The WC guides do not like a fly to be too "bushy" when the tide is moving briskly either up or down. They want a fly that sinks fast and hugs the bottom. The guides think that many crab flies and heavily dressed shrimp flies, can be lifted by the tide rubbing against the bottom of the flat. As such, the fly hovers inches off the bottom thus acting unnaturally. Put another way, a "bushy" fly can hover (even if it is heavy) by the action of the tide against the bottom. So always check your fly to make sure it’s getting down fast enough (and stays down) given water depth AND tide velocity.  Lesson 152 was given by Ezra Thomas on Day 2.

Take-away from learning Lesson 152
Take-away #2
Take-away #3
Water Cay bones are big. The reward for learning these lessons is big fish often hooked in very shallow water. The fishing around water Cay is some of the coolest you will ever experience. It is rare day that you don't get a shot at a 7-12 lb. bone. What you do with these shots is up to you. Are you a good listener? 

Steve Peskoe listens very well!

As the sun travels across the sky, the day flies by. There are fish seen, fish missed and fish caught. It's all about your percentage. As you get better, your batting average goes up. I think the Water Cay guides have made a pac with the Water Cay fish to constantly push you to become a better angler. You'll walk away from Water Cay a better angler than when you arrived.

Soon it will be the middle of the afternoon and you haven't eaten lunch yet. You've been so engaged in the fishing you haven't felt a bit hungry. But you better eat soon or you'll spoil your appetite for dinner.

As the sun gets lower in the sky, you head home for cocktails, a spectacular sunset and a filling home cooked Bahamian meal of lobster, or conch or baked chicken or snapper.

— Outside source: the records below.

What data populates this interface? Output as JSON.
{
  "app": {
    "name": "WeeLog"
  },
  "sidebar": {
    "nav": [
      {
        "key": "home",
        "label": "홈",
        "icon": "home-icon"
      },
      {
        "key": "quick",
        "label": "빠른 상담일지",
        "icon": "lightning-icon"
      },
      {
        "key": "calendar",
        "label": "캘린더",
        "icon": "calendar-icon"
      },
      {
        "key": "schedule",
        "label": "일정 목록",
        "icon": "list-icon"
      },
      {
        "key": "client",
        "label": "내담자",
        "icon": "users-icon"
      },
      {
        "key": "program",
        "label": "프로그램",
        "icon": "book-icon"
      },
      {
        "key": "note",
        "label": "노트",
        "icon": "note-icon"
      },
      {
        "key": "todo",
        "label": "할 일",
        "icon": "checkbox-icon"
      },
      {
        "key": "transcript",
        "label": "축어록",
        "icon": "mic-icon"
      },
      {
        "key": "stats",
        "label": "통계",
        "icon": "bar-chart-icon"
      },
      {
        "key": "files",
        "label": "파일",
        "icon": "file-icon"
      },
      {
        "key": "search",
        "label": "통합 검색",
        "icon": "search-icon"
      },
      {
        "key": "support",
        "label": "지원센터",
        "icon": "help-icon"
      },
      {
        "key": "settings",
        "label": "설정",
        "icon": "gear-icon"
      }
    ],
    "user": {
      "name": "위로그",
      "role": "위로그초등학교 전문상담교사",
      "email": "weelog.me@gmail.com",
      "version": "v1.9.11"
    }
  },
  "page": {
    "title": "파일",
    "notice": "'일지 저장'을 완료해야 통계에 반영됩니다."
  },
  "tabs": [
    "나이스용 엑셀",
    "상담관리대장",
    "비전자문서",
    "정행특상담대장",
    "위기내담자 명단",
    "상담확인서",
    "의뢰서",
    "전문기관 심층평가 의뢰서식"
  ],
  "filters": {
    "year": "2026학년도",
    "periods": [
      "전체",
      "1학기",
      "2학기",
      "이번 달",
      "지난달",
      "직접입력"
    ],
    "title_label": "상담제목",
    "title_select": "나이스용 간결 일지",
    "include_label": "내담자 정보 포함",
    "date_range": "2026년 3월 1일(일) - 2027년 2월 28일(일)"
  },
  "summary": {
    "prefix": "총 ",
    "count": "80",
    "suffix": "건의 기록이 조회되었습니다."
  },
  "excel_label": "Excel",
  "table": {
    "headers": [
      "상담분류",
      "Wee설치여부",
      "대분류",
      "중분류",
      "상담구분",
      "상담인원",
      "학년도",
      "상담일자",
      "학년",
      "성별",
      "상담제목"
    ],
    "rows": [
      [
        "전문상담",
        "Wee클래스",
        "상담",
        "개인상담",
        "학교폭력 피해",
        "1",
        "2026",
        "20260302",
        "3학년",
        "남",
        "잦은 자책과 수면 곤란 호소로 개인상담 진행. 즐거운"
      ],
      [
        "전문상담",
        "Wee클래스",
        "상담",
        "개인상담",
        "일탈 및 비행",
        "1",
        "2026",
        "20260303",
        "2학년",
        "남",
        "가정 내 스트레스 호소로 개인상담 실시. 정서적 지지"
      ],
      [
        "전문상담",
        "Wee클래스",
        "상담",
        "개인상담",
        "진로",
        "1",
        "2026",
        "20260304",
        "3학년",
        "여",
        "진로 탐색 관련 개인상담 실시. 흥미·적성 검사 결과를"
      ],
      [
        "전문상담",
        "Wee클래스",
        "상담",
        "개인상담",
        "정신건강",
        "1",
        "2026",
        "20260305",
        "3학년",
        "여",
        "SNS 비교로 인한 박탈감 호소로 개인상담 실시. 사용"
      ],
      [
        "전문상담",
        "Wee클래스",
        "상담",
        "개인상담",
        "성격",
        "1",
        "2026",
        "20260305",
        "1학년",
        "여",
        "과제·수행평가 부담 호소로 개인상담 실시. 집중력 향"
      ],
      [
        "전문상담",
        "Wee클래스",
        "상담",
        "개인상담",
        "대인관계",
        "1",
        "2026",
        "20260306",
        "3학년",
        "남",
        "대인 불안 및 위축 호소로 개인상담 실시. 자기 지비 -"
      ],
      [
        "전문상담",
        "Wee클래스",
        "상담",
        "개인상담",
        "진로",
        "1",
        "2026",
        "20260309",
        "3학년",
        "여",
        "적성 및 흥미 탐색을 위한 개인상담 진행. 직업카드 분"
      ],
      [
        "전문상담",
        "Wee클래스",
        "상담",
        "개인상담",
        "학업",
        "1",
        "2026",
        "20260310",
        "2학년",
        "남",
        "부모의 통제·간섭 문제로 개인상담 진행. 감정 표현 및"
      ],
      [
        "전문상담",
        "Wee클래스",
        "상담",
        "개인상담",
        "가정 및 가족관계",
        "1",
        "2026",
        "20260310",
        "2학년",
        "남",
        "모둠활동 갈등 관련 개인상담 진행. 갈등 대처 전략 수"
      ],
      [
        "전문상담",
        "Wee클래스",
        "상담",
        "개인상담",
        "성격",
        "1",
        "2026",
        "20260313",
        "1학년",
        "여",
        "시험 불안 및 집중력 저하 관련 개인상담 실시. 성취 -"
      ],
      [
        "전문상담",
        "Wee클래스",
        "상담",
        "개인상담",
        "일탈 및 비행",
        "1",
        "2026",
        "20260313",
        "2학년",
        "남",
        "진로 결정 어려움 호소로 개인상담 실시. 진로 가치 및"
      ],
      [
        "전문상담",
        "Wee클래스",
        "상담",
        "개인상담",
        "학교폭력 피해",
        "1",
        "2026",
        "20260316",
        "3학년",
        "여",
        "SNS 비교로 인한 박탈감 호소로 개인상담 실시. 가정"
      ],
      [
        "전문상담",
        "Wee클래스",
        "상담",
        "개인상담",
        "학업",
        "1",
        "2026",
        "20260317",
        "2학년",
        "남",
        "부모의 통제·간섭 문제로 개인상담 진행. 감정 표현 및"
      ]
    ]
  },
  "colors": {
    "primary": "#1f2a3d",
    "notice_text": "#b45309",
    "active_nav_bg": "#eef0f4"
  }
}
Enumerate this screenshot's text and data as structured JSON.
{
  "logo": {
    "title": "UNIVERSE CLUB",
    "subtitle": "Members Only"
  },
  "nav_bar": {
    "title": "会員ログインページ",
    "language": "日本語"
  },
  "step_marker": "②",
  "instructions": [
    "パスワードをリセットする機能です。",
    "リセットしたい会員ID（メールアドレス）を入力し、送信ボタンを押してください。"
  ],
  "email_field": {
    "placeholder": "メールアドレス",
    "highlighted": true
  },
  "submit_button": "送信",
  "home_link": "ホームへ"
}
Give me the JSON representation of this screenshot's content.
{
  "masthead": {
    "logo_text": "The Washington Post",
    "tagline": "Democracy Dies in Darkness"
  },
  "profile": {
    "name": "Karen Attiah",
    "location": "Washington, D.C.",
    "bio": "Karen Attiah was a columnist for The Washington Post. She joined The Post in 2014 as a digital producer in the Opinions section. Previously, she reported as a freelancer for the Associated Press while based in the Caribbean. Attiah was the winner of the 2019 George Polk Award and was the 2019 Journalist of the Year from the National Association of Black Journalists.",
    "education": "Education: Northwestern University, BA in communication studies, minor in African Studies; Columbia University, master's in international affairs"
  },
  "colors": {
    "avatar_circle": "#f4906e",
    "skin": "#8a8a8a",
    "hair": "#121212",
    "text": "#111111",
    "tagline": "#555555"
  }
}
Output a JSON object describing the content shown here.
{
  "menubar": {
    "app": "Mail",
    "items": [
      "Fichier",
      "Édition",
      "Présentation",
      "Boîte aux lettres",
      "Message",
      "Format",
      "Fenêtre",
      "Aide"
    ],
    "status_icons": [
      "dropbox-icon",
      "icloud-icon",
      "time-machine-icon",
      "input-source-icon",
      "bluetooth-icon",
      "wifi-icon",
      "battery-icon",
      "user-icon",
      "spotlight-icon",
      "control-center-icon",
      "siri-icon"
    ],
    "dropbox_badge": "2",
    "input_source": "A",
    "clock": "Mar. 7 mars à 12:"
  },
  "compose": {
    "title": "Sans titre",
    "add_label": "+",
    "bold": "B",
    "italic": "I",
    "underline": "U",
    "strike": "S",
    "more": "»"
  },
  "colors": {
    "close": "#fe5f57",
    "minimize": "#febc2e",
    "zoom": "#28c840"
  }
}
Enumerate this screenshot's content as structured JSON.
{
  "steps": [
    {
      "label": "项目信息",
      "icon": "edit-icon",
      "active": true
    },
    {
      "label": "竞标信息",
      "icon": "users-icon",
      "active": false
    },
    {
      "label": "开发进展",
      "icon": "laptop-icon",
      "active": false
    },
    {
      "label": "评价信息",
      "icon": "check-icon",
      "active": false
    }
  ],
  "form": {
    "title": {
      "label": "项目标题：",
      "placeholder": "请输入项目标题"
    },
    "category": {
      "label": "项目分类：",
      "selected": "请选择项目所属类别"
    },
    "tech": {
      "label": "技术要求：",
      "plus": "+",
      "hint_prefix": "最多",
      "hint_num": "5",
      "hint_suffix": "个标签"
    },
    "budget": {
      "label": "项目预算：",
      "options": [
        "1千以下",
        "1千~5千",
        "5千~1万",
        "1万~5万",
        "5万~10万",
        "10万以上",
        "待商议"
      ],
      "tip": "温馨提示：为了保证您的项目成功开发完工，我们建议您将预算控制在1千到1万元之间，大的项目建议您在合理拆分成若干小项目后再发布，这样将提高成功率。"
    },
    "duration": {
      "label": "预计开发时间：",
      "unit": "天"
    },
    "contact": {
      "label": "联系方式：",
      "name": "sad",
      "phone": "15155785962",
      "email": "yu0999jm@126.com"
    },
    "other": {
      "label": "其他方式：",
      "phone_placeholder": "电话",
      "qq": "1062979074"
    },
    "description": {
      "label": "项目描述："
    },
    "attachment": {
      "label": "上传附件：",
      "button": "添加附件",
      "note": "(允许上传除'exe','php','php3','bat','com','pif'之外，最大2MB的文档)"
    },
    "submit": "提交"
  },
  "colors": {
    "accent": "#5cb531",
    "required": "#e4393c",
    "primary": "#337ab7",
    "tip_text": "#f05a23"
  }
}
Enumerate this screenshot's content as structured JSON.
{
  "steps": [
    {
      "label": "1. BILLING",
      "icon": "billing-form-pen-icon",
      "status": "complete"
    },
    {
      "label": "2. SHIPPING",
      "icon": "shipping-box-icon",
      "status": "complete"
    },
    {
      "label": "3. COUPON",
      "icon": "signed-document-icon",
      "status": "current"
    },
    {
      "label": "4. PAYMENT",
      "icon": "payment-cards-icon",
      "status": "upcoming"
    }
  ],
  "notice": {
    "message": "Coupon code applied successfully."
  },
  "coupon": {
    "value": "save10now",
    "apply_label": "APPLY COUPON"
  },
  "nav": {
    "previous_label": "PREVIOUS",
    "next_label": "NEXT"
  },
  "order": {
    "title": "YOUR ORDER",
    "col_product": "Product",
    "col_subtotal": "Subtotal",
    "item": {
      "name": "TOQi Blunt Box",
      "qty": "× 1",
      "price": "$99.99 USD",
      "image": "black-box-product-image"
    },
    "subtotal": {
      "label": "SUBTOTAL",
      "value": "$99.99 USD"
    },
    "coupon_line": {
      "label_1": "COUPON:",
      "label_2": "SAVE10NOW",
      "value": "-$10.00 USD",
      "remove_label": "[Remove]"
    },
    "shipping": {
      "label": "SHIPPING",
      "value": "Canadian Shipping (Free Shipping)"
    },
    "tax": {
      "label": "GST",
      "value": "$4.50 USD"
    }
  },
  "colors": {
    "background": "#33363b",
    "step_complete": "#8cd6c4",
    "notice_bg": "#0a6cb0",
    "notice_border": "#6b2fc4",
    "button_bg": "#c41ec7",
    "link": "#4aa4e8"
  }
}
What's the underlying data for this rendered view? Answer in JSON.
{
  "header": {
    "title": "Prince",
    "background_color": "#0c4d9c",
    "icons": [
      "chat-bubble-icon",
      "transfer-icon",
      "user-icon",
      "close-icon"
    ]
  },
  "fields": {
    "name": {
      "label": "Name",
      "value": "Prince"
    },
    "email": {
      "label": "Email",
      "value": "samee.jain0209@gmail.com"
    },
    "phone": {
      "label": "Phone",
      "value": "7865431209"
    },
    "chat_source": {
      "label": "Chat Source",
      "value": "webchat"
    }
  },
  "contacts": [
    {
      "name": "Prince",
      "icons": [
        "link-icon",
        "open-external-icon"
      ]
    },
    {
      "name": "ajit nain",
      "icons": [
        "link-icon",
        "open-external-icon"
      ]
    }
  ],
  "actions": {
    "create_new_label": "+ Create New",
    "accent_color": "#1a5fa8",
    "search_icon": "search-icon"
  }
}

By the time you finish dinner, it's dark and you're feeling the day's efforts. Maybe you have the energy for a game on TV or the inclination to tie a fly or smoke a cigar. But, soon it's off to bed for a few pages of a good book before sleep and the prospect of getting up tomorrow to do it all again.

Next rain delay!